Much overlooked by analysts has been the historic reticence of Jordan's civilian leaders to follow the king's lead in the peace process. That was an essential reason why Abdullah's peace moves were aborted: his prime ministers and cabinet members failed to support him and, at critical moments, Abdullah (and his successors) were always burdened with politicians who would deflect, if not actually reject, peacemaking initiatives. Evidently, this too has changed. Hussein's televised speech to parliament, with its large Islamist bloc, was a watershed, but it is no more significant than the public hosting of Shimon Peres by Prime Minister al-Majali of Kerak, head of one of Jordan's most royalist families. This is complemented by the powerful symbolism of the composition of Jordan's main peace team: led by an East Banker of impeccable loyalist ties (Ambassador Fayez Tarawneh, also of Kerak), it includes a Jordanian of Palestinian origin (Abdullah Tuqan) in charge of security issues; a Jordanian of Christian heritage (Munther Haddadin) in charge of water issues; and an East Bank military officer (General Shurdum) in charge of border demarcation.

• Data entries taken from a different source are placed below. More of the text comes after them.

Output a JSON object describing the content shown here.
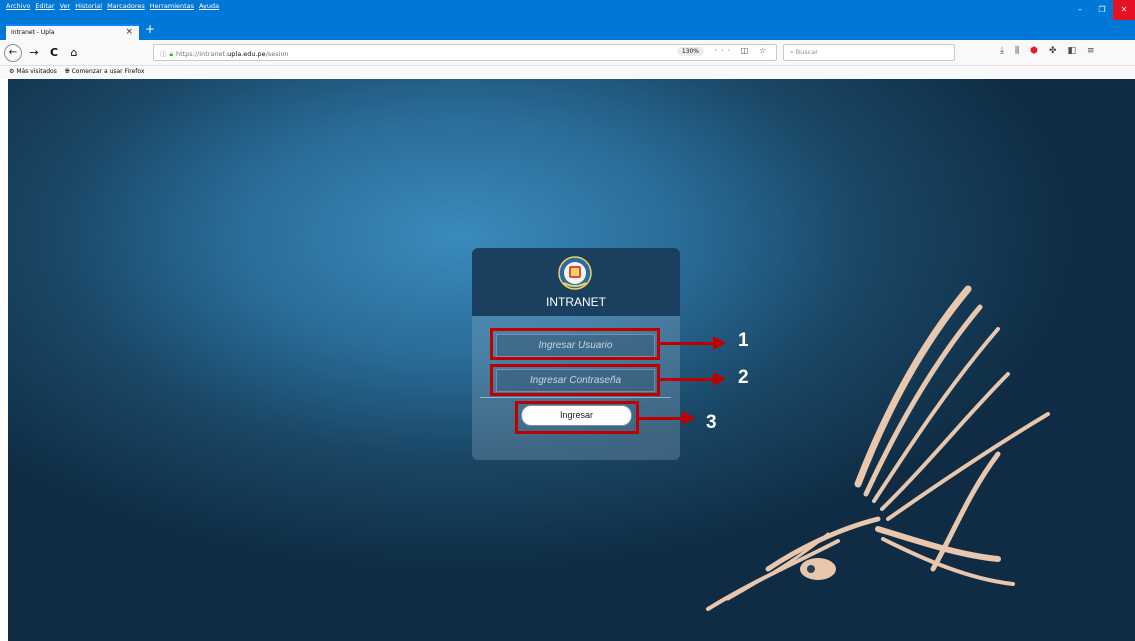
{
  "browser": {
    "menu": [
      "Archivo",
      "Editar",
      "Ver",
      "Historial",
      "Marcadores",
      "Herramientas",
      "Ayuda"
    ],
    "window_controls": {
      "minimize": "–",
      "maximize": "❐",
      "close": "✕"
    },
    "tab": {
      "title": "Intranet - Upla",
      "close": "×"
    },
    "new_tab": "+",
    "nav": {
      "back": "←",
      "forward": "→",
      "reload": "C",
      "home": "⌂"
    },
    "url": {
      "prefix": "https://intranet.",
      "domain": "upla.edu.pe",
      "path": "/sesion",
      "zoom": "130%",
      "page_actions": "··· ◫ ☆"
    },
    "search_placeholder": "Buscar",
    "toolbar_icons": [
      "download-icon",
      "library-icon",
      "ublock-icon",
      "extension-icon",
      "sidebar-icon",
      "menu-icon"
    ],
    "bookmarks": [
      "Más visitados",
      "Comenzar a usar Firefox"
    ]
  },
  "login": {
    "title": "INTRANET",
    "username_placeholder": "Ingresar Usuario",
    "password_placeholder": "Ingresar Contraseña",
    "submit_label": "Ingresar"
  },
  "annotations": {
    "labels": [
      "1",
      "2",
      "3"
    ],
    "color": "#c00000"
  },
  "colors": {
    "titlebar": "#0078d7",
    "header": "#1b3f5f",
    "condor": "#e8c7ad"
  }
}
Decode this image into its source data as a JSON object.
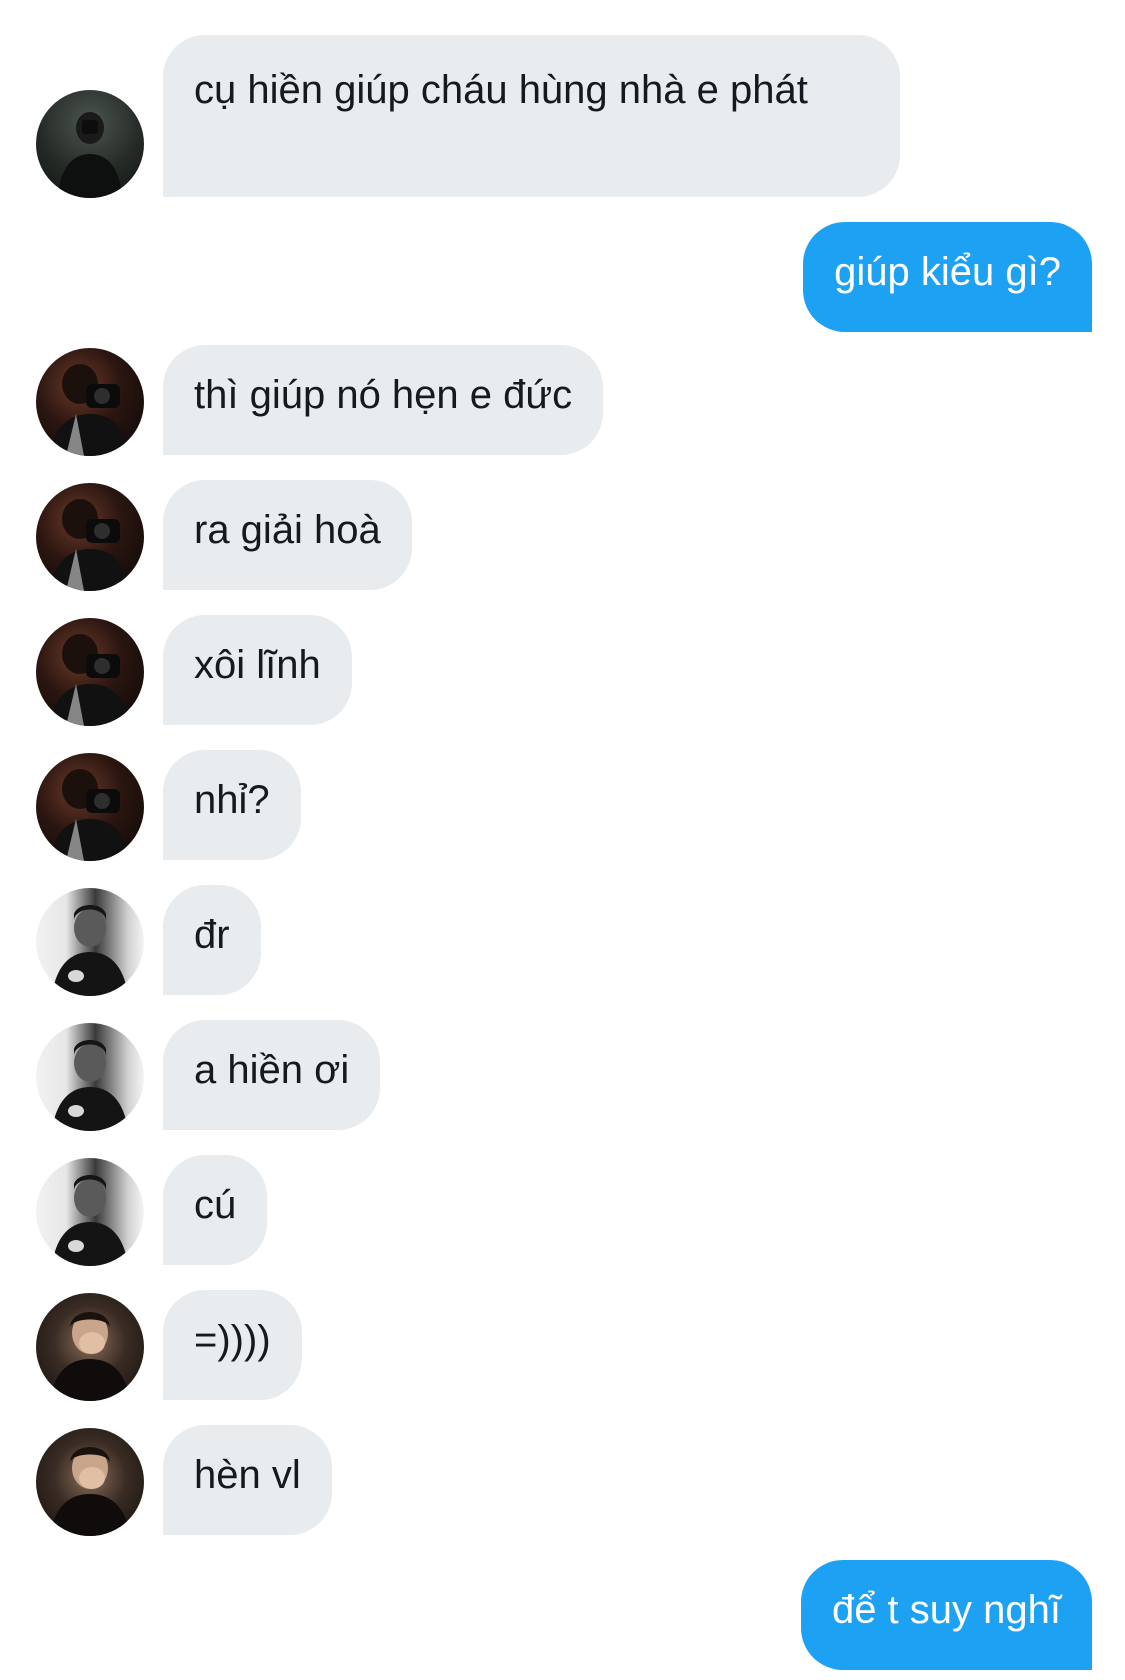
{
  "conversation": {
    "messages": [
      {
        "sender": "them",
        "text": "cụ hiền giúp cháu hùng nhà e phát",
        "avatar_icon": "user-avatar-icon"
      },
      {
        "sender": "me",
        "text": "giúp kiểu gì?"
      },
      {
        "sender": "them",
        "text": "thì giúp nó hẹn e đức",
        "avatar_icon": "user-avatar-icon"
      },
      {
        "sender": "them",
        "text": "ra giải hoà",
        "avatar_icon": "user-avatar-icon"
      },
      {
        "sender": "them",
        "text": "xôi lĩnh",
        "avatar_icon": "user-avatar-icon"
      },
      {
        "sender": "them",
        "text": "nhỉ?",
        "avatar_icon": "user-avatar-icon"
      },
      {
        "sender": "them",
        "text": "đr",
        "avatar_icon": "user-avatar-icon"
      },
      {
        "sender": "them",
        "text": "a hiền ơi",
        "avatar_icon": "user-avatar-icon"
      },
      {
        "sender": "them",
        "text": "cú",
        "avatar_icon": "user-avatar-icon"
      },
      {
        "sender": "them",
        "text": "=))))",
        "avatar_icon": "user-avatar-icon"
      },
      {
        "sender": "them",
        "text": "hèn vl",
        "avatar_icon": "user-avatar-icon"
      },
      {
        "sender": "me",
        "text": "để t suy nghĩ"
      }
    ]
  },
  "colors": {
    "incoming_bubble": "#e8ecef",
    "incoming_text": "#141a1f",
    "outgoing_bubble": "#1da1f2",
    "outgoing_text": "#ffffff",
    "background": "#ffffff"
  }
}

In the end, it will surely take time before the Jordanian "street" catches up with the king's policy. Indeed, it is much too early to rule out the chance that Islamic fundamentalists may make common cause with leftists, as they did during the Gulf War, and force a retrenchment on the peace process. Nevertheless, with a peace team so composed, it does appear that Hussein's approach toward Israel may no longer be running against the grain of elite opinion, a historic problem. Together with Jordan's apparent willingness to act against Syrian wishes and in its own interests vis-à-vis the PLO, this bodes well for the overall success of the peace process.
Robert Satloff is the executive director of The Washington Institute for Near East Policy and the author of From Abdullah to Hussein: Jordan in Transition (New York, 1994).